═══ RECORDS FOR THE TASK

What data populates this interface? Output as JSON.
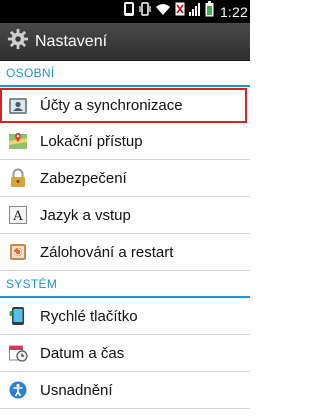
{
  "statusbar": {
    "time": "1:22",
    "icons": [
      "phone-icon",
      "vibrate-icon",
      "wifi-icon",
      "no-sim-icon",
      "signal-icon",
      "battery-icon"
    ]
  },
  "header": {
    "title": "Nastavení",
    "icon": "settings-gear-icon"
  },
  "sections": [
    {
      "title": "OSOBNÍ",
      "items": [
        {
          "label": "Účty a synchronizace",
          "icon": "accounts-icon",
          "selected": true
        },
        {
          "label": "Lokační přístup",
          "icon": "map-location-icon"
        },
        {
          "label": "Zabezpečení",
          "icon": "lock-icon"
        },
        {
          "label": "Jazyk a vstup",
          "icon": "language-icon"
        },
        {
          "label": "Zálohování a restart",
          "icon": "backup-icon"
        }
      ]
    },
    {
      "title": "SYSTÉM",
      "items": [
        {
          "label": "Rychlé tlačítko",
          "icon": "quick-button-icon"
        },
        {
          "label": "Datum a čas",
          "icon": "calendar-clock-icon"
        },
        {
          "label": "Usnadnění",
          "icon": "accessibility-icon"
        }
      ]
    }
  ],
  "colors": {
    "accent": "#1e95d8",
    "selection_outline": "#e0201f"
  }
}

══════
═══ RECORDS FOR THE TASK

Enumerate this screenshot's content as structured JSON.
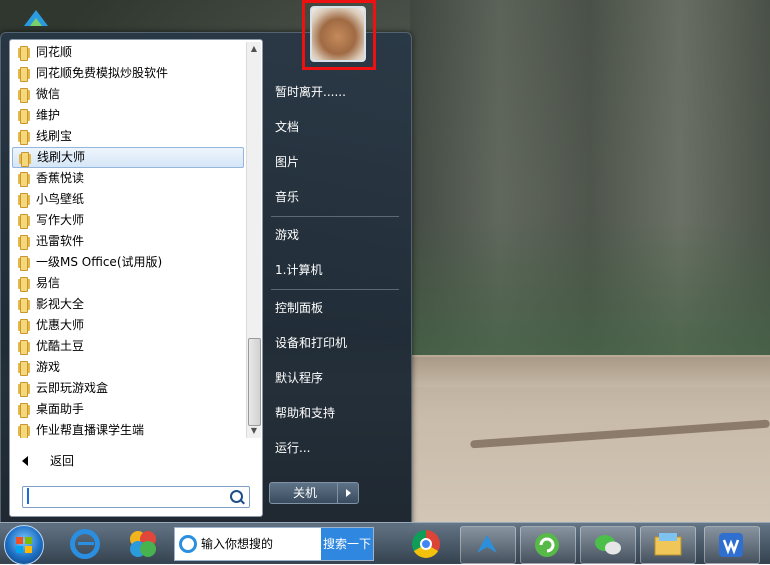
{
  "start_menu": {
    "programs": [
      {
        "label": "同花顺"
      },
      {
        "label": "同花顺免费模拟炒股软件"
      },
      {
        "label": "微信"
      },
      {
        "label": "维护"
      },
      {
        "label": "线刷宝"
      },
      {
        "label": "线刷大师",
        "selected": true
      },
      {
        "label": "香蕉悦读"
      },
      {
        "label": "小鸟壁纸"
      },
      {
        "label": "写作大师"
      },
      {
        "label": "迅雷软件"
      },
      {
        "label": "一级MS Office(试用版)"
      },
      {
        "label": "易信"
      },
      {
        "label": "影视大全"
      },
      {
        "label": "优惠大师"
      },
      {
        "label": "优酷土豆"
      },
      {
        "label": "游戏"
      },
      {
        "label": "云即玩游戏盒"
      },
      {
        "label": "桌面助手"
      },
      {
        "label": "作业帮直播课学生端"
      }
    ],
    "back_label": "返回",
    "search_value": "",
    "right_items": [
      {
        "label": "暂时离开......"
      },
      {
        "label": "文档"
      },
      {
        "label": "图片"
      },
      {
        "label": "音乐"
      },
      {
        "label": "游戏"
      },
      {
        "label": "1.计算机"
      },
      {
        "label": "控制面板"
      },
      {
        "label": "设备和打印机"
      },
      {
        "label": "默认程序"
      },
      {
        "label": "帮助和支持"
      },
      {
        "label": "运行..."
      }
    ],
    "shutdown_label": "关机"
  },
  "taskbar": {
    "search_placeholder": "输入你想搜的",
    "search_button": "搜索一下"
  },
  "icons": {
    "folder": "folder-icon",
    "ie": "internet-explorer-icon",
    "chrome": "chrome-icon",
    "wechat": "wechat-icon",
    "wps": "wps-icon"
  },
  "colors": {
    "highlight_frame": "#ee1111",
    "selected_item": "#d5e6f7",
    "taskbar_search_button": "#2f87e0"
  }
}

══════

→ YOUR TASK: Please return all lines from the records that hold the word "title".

→ TASK RESULT:
    "title": "Nastavení",
      "title": "OSOBNÍ",
      "title": "SYSTÉM",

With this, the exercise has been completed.